I’m 99% certain I stood on the same ridge as Davies. As far as I can see, there’s a shortlist of one, assuming you’ve arrived on the mule track from Okshtun. You can see the ‘saddle’ opposite. There’s even an old trail that leads up it (which I walked the following day). But the communist maps had the party striking off to the right (west, really), which would have them climbing the track over the hills behind the Hasa Hotel. The circuit would then have them re-crossing the road to the east.
Trouble with this is Nicholls’ diary says when they re-cross the road they were forced to climb an almost impossibly steep mountain. And the steep stuff is to the west of Fushe-Studën, not the east.
Does this really matter? Well, it does to me. Thankfully, I’ve since been lucky enough to spend some quality time with the unpublished memoirs of Kadri Hoxha (no relation to Enver), a local partisan leader who was guiding the group. His beautifully rendered map has the group arriving at Fushe-Studën, and making a clockwise circuit. They never crossed the river; instead spending several freezing hours lost in the woods on the mountain that separates Fushe-Studën from the river. This ties in with the topography and the Nicholls diary. The simple explanation for the confusion is that Enver Hoxha’s memory was slightly dodgy after three decades of absolute power (he wrote The Anglo-American Threat in the Seventies).

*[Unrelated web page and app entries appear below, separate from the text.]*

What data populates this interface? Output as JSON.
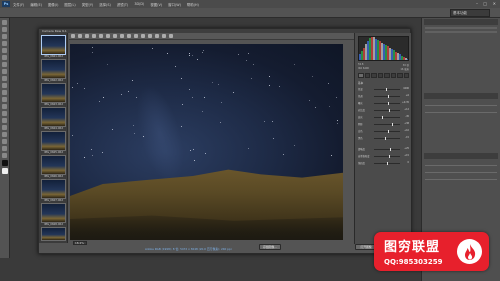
{
  "app": {
    "logo": "Ps"
  },
  "menubar": {
    "items": [
      "文件(F)",
      "编辑(E)",
      "图像(I)",
      "图层(L)",
      "类型(Y)",
      "选择(S)",
      "滤镜(T)",
      "3D(D)",
      "视图(V)",
      "窗口(W)",
      "帮助(H)"
    ]
  },
  "window_controls": {
    "minimize": "–",
    "maximize": "□",
    "close": "✕"
  },
  "options_bar": {
    "workspace": "基本功能"
  },
  "dialog": {
    "title": "Camera Raw 9.1",
    "film_labels": [
      "IMG_0601.CR2",
      "IMG_0602.CR2",
      "IMG_0603.CR2",
      "IMG_0604.CR2",
      "IMG_0605.CR2",
      "IMG_0606.CR2",
      "IMG_0607.CR2",
      "IMG_0608.CR2",
      "IMG_0609.CR2"
    ],
    "zoom": "18.2%",
    "info_link": "Adobe RGB (1998); 8 位; 5472 x 3648 (20.0 百万像素); 240 ppi",
    "buttons": {
      "save": "存储图像...",
      "open": "打开图像",
      "cancel": "取消",
      "done": "完成"
    }
  },
  "right_panel": {
    "camera": {
      "f": "f/2.8",
      "shutter": "30 秒",
      "iso": "ISO 6400",
      "focal": "16 毫米"
    },
    "section_title": "基本",
    "sliders": [
      {
        "label": "色温",
        "value": "4200",
        "level": 0.45
      },
      {
        "label": "色调",
        "value": "+6",
        "level": 0.52
      },
      {
        "label": "曝光",
        "value": "+0.35",
        "level": 0.55
      },
      {
        "label": "对比度",
        "value": "+12",
        "level": 0.56
      },
      {
        "label": "高光",
        "value": "-45",
        "level": 0.3
      },
      {
        "label": "阴影",
        "value": "+38",
        "level": 0.7
      },
      {
        "label": "白色",
        "value": "+10",
        "level": 0.55
      },
      {
        "label": "黑色",
        "value": "-15",
        "level": 0.42
      },
      {
        "label": "清晰度",
        "value": "+25",
        "level": 0.62
      },
      {
        "label": "自然饱和度",
        "value": "+15",
        "level": 0.58
      },
      {
        "label": "饱和度",
        "value": "0",
        "level": 0.5
      }
    ]
  },
  "watermark": {
    "title": "图穷联盟",
    "qq": "QQ:985303259"
  }
}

Why didn’t Enver’s minions ask Kadri’s advice? Probably because he spent 40 or so years after the war in the slammer as a suspected British spy.
Anyway, with light fading and confusion reigning I headed back to the Hasa Hotel, looking forward to a big plate of mish (lamb), pilaf (rice) and një gotë verë të kuqe (a glass of red wine). “No mish,” Hasa told me quite definitely, after a bottle of red had been opened. “Peshk“. So peshk it was – turns out the Hasa Hotel’s redeeming feature are several large fish tanks fed by a fresh-water spring. Hasa’s wife produced a truly delicious fish supper that would make put a smile on any tired trekker’s face. With strict instructions on the importance of bathroom hygiene, and an enquiry into the hot water situation, the Hasa Hotel might just find its way onto the Endurance Vile Trail itinerary after all.
More on Fushe-Studën to follow…